In 1963, ten years after the end of the Korean War, Cho Choong-Ok’s The Art of Korean Cookery was published in the US. The book was also published in Japan, in English. The cover presents an interesting scene in which three women in traditional Korean outfits cook in a back yard for two non-Asian people. The author may be one of the figures in traditional dress. The non-Asian guests stand in the foreground, suggesting they are important, but also to the side, showing they are peripheral to what is happening. Each is using chopsticks to eat something, the woman’s face expressing some awkwardness, though she is also smiling. This cover picture is notable in the messages it sends to non-Asian readers. Featuring the tall, thin white couple, mid-bite, the photo assures readers that other non-Asian people happily eat Korean food. The framing of the event also seems to say that using this book is going to be different from what readers know but it is going to be different in a fun and lovely way. It may be that foregrounding the charcoal grill in the image also helped American readers to feel comfortable with the cuisine since these were common items in suburban American yards.

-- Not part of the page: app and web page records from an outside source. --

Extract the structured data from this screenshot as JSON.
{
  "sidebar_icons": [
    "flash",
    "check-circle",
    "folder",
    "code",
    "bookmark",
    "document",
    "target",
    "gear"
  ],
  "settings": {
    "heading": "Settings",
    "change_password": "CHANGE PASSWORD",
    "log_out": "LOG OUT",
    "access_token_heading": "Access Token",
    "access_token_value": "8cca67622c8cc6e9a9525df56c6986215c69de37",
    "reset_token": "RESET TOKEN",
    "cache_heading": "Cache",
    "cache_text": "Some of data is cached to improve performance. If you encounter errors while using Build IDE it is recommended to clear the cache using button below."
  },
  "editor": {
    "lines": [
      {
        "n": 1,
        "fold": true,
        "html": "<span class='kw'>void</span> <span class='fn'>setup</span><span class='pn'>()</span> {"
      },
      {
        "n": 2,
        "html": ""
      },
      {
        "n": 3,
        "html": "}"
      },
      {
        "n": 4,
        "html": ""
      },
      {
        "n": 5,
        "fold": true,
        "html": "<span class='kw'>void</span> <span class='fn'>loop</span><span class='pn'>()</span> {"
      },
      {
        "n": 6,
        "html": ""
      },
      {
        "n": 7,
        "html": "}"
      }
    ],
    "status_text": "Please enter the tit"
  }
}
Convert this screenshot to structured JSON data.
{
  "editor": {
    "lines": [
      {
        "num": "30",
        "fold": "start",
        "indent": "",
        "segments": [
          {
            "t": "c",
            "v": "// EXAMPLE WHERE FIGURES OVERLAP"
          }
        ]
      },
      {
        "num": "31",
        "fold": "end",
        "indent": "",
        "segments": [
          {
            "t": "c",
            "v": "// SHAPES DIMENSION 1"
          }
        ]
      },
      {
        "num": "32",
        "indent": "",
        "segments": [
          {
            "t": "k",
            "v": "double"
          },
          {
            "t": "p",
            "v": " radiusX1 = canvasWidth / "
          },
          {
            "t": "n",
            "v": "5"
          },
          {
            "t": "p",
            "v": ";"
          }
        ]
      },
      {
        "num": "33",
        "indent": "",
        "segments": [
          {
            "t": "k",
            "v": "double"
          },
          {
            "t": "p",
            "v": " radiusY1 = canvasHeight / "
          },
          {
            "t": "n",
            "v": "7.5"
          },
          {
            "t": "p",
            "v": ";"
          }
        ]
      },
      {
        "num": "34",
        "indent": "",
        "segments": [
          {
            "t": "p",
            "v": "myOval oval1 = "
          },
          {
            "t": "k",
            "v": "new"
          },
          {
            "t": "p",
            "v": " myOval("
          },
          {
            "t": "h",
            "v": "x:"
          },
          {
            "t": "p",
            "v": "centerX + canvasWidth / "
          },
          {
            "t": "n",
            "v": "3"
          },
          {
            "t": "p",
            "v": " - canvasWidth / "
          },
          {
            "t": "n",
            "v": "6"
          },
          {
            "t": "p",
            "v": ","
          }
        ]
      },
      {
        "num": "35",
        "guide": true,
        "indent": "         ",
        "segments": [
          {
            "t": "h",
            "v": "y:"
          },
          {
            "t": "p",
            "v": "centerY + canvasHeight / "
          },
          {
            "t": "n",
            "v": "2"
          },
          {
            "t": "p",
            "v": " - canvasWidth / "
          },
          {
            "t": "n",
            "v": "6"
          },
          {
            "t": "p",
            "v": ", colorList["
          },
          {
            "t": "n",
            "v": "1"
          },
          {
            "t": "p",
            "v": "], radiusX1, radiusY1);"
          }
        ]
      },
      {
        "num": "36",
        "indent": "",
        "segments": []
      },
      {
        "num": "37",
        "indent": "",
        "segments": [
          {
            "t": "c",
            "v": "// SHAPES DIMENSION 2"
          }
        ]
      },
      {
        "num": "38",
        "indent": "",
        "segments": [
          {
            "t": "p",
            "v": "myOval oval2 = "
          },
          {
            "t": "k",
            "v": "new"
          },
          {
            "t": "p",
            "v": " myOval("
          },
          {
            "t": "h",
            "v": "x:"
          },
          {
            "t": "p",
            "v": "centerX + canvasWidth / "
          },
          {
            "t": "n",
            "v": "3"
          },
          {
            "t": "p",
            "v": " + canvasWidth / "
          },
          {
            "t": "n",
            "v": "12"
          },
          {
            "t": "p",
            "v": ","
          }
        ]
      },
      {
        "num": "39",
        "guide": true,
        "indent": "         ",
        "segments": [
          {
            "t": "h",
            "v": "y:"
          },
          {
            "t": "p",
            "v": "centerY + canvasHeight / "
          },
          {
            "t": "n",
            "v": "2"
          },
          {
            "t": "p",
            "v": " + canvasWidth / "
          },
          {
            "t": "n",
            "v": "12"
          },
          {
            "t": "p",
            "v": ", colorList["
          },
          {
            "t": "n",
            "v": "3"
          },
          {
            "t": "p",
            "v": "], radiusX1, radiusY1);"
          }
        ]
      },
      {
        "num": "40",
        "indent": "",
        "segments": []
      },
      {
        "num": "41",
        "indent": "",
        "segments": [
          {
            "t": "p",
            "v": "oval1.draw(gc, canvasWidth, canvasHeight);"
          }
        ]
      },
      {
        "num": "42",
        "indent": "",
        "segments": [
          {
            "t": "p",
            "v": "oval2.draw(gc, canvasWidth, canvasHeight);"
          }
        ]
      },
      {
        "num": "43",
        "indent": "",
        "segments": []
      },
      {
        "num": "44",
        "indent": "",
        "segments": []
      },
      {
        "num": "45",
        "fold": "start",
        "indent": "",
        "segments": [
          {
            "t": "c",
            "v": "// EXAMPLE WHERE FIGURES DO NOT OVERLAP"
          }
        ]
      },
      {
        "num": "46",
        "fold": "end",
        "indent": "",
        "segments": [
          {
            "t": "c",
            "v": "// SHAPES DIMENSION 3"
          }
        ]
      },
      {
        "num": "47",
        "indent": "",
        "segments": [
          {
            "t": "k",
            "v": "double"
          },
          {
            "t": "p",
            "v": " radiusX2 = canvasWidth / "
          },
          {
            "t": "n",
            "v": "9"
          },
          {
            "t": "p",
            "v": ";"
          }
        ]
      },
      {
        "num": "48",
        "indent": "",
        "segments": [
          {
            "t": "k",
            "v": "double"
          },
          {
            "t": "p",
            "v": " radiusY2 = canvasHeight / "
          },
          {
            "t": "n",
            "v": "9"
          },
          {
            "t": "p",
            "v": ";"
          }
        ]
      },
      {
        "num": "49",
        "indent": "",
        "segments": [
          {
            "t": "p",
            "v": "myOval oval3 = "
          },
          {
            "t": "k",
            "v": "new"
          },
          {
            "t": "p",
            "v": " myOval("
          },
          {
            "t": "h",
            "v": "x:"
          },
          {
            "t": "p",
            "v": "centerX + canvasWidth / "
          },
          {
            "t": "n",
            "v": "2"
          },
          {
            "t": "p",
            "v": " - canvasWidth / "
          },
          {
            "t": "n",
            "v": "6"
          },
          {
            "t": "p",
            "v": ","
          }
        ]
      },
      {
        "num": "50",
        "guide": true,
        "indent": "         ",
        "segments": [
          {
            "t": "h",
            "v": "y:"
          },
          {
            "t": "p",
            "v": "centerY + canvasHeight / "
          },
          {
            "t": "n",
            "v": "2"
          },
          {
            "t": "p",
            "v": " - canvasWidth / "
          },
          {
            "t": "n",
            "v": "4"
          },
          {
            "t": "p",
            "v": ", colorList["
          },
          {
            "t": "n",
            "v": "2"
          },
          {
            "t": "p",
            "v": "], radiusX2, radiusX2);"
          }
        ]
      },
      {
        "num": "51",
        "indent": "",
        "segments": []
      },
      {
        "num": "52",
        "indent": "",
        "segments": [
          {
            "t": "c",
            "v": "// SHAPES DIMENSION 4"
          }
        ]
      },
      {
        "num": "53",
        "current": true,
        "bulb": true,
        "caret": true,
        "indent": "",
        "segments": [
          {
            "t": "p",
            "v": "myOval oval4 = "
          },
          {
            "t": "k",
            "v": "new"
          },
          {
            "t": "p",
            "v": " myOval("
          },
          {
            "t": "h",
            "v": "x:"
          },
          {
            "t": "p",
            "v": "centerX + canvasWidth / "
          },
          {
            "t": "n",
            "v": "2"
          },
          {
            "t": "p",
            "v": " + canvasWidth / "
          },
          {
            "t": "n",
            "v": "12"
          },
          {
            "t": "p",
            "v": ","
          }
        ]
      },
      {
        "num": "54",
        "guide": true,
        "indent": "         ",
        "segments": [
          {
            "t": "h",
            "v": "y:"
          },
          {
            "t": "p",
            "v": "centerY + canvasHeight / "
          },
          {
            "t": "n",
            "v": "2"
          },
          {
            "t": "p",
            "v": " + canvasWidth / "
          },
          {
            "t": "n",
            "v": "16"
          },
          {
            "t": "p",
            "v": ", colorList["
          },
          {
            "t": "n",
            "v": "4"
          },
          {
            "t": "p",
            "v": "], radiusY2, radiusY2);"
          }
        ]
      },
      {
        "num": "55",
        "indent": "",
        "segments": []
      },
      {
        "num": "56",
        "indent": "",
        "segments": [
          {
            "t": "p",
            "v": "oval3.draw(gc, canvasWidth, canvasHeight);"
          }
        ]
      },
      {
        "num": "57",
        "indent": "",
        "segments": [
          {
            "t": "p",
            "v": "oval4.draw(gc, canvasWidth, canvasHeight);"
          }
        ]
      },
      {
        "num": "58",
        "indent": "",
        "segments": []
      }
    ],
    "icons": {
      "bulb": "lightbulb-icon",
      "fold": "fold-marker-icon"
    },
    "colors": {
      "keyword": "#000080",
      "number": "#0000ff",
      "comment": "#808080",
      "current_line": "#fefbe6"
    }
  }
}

Cho used some American culinary terms to make the recipes seem familiar. For example, readers can choose from “Fancy Pot Roast,” ‘Korean Hors D’oeuvre” and “Stuffed Italian Green Peppers,” and even a whole chapter of “casserole dishes.” Pot roasts and casseroles were common dishes in American cookbooks of the time and appeared on many family dinner tables. Like the authors of Japanese Food Recipes, Cho attempted to help non-Asian readers imagine these foodways as part of their familiar world of dishes and flavors.
Cho included headnotes for many of the recipes that give this book a unique voice. The notes are a mix of food history, legend, and poetic scene setting. They give the reader a sense of the author as both an individual and a person steeped in her culture and able to serve as a guide for outsiders.
“Mugwort Soup: It is customary in Korea for the whole family to go out picnicking in early spring when the first greens appear in the fields to gather mugwort to celebrate the coming of spring. This soup was often made in the Palace kitchens and is also liked by the old people.”
“Korean Barbecue: There is so much joy in preparing and eating together out in the open under the blue sky, breathing pine scented air—one is apt to forget all worries and troubles and wholeheartedly enjoy the company and the good food. Korean barbecue is becoming very popular everywhere.”
Each of these books, the first Asian cookbooks published by Asian authors in the US, offered Asian American readers an opportunity to reconnect with heritage and to reflect on what it means to eat one’s home food in a new place. They represented Asian foodways as American because enacted and enjoyed in America but also transnational because they originated in and remained connected to distant food sources and histories. For non-Asian readers, these books offered opportunities for education, a broadened and enriched understanding of what American foodways might be.